**EXERCISE**
Every line of the entries below that carries the string "label" should be copied.

Excerpts from a dataset
---------------

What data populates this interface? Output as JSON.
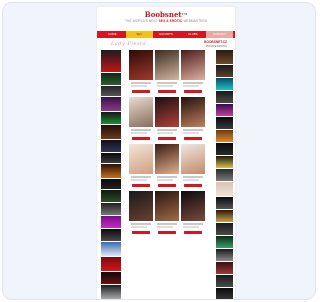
{
  "site": {
    "logo_text": "Boobsnet",
    "logo_mark": "TM",
    "tagline_pre": "THE WORLD'S BEST",
    "tagline_hl": "SEX & EROTIC",
    "tagline_post": "WEBMASTERS"
  },
  "nav": {
    "items": [
      {
        "label": "HOME",
        "state": "default"
      },
      {
        "label": "SEX",
        "state": "active"
      },
      {
        "label": "ESCORTS",
        "state": "default"
      },
      {
        "label": "CLUBS",
        "state": "default"
      },
      {
        "label": "CONTACT",
        "state": "pink"
      }
    ]
  },
  "banner": {
    "script_text": "Lady Fiesta",
    "brand_text": "BOOBSNET.CZ",
    "sub_text": "PRIVATE EROTIC"
  },
  "colors": {
    "brand_red": "#d6161f",
    "nav_active": "#f4c21a",
    "page_bg": "#f1f4fa"
  },
  "ads_left": [
    {
      "top": "#1c1c1c",
      "bottom": "#c4141a",
      "h": 22
    },
    {
      "top": "#0d2a18",
      "bottom": "#2f5a30",
      "h": 12
    },
    {
      "top": "#222222",
      "bottom": "#555555",
      "h": 10
    },
    {
      "top": "#3a0f4a",
      "bottom": "#8a3a8a",
      "h": 14
    },
    {
      "top": "#101a10",
      "bottom": "#1f8a3a",
      "h": 12
    },
    {
      "top": "#201008",
      "bottom": "#6a3a1a",
      "h": 14
    },
    {
      "top": "#101018",
      "bottom": "#333355",
      "h": 12
    },
    {
      "top": "#0a0a0a",
      "bottom": "#3a3a3a",
      "h": 10
    },
    {
      "top": "#2a1008",
      "bottom": "#c7701a",
      "h": 14
    },
    {
      "top": "#0a0a0a",
      "bottom": "#222",
      "h": 10
    },
    {
      "top": "#0d1a0d",
      "bottom": "#2d4a2d",
      "h": 12
    },
    {
      "top": "#202020",
      "bottom": "#777777",
      "h": 12
    },
    {
      "top": "#7a0a8a",
      "bottom": "#c030c0",
      "h": 12
    },
    {
      "top": "#0a0a0a",
      "bottom": "#4a4a4a",
      "h": 12
    },
    {
      "top": "#3a6ab0",
      "bottom": "#dfe8f5",
      "h": 14
    },
    {
      "top": "#7a0a0a",
      "bottom": "#d4161d",
      "h": 14
    },
    {
      "top": "#0a0a0a",
      "bottom": "#6a1010",
      "h": 12
    },
    {
      "top": "#1a1a1a",
      "bottom": "#aaaaaa",
      "h": 14
    }
  ],
  "ads_right": [
    {
      "top": "#2a1a10",
      "bottom": "#6a4a2a",
      "h": 14
    },
    {
      "top": "#1a1a1a",
      "bottom": "#5a4030",
      "h": 12
    },
    {
      "top": "#0a4a6a",
      "bottom": "#19c4c4",
      "h": 12
    },
    {
      "top": "#1a1a1a",
      "bottom": "#4a4a4a",
      "h": 12
    },
    {
      "top": "#3a0a4a",
      "bottom": "#c040a0",
      "h": 12
    },
    {
      "top": "#0a0a0a",
      "bottom": "#3a3a3a",
      "h": 12
    },
    {
      "top": "#6a3a10",
      "bottom": "#dc8a2a",
      "h": 12
    },
    {
      "top": "#0a0a0a",
      "bottom": "#2a2a2a",
      "h": 12
    },
    {
      "top": "#1a1a0a",
      "bottom": "#d8c050",
      "h": 12
    },
    {
      "top": "#2a2a2a",
      "bottom": "#7a7a7a",
      "h": 12
    },
    {
      "top": "#d8c4b0",
      "bottom": "#efe3d6",
      "h": 14
    },
    {
      "top": "#0a0a0a",
      "bottom": "#555555",
      "h": 12
    },
    {
      "top": "#2a1a0a",
      "bottom": "#c9a24a",
      "h": 12
    },
    {
      "top": "#1a1a1a",
      "bottom": "#4a4a4a",
      "h": 12
    },
    {
      "top": "#0a2a1a",
      "bottom": "#3aa06a",
      "h": 12
    },
    {
      "top": "#1a1a1a",
      "bottom": "#8a8a8a",
      "h": 12
    },
    {
      "top": "#3a1010",
      "bottom": "#9a3a3a",
      "h": 12
    },
    {
      "top": "#1a1a1a",
      "bottom": "#4a4a4a",
      "h": 12
    },
    {
      "top": "#0a0a0a",
      "bottom": "#3a3a3a",
      "h": 12
    }
  ],
  "tiles": [
    {
      "photo": [
        "#2a0a0a",
        "#a23a2a"
      ]
    },
    {
      "photo": [
        "#3a2a20",
        "#d3b7a0"
      ]
    },
    {
      "photo": [
        "#4a1a1a",
        "#e0b0a0"
      ]
    },
    {
      "photo": [
        "#e8dcd0",
        "#8a6a5a"
      ]
    },
    {
      "photo": [
        "#1a1010",
        "#b0403a"
      ]
    },
    {
      "photo": [
        "#20100a",
        "#c08060"
      ]
    },
    {
      "photo": [
        "#f2e4da",
        "#d0a080"
      ]
    },
    {
      "photo": [
        "#3a1a10",
        "#e0b090"
      ]
    },
    {
      "photo": [
        "#f0e8e0",
        "#c08a6a"
      ]
    },
    {
      "photo": [
        "#1a1a1a",
        "#6a4030"
      ]
    },
    {
      "photo": [
        "#2a1410",
        "#a06a4a"
      ]
    },
    {
      "photo": [
        "#0a0a0a",
        "#7a4a40"
      ]
    }
  ]
}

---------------

**RESULT**
        "label": "HOME",
        "label": "SEX",
        "label": "ESCORTS",
        "label": "CLUBS",
        "label": "CONTACT",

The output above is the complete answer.